I had this idea that I would replace the light fixture in the dining room with a fa-beaux new one. The old ceiling mount fixture was #1 on my hit list, and it had to go. I wanted something large-scale, that did not obstruct the visual space, something that said WOW! I wanted the room to have a cottage feel. I wanted it to feel warm and cozy and different.
I eventually found one that was perfect, although not exactly. I had to transform it from it’s original brass finish before it would be perfect. It was a lantern that would capture the feel I was going for. It was hexagon-shaped, oversized with delicate lines and would do nicely in my dining room. I rescued it from Community Forklift. It cost $119.
I spent days painting this behemoth chandelier, taking it apart, letting it dry between coats. I eventually got Stuart to hang it, with the help of at least one neighbor. It was shimmering and I was so pleased! Then, I sat down at the table under my new light, and opened up the latest Pottery Barn catalog. A few pages into it, my jaw dropped and I thought, “NO Way!” How did they know? There was a lantern-like light hanging above a beefy table, and it looked a lot like mine:

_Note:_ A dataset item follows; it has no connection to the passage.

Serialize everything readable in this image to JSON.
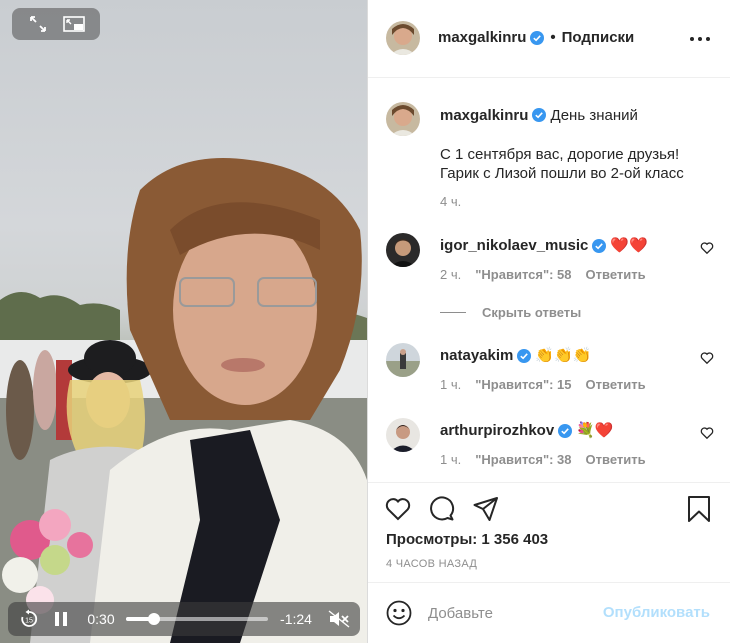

I did not know whether to be happy or sad about it. I liked my version, and it must have been a good idea, but really? Did they have to go and ruin what I thought was an original-ish idea? At least I could take comfort in the fact that they had not painted theirs first and it cost three times what I had paid at Community Forklift for mine. My light was recycled to boot.
I figure one of the following things happened:
- I must be extremely stylish and capable of keeping up with the latest trends (Ha!)
- I am receiving subliminal advertising messages from the stores I like and it sunk in without my knowledge or consent
- Pinterest is to blame
Most likely, it is a strange combination of all of the above.
I am thrilled with the way my dining room looks, but this project wore me down. Next time, I may just buy it directly from Pottery Barn and save myself the trouble. But where is the fun in that?
© copyright 2012 Mariam d’Eustachio.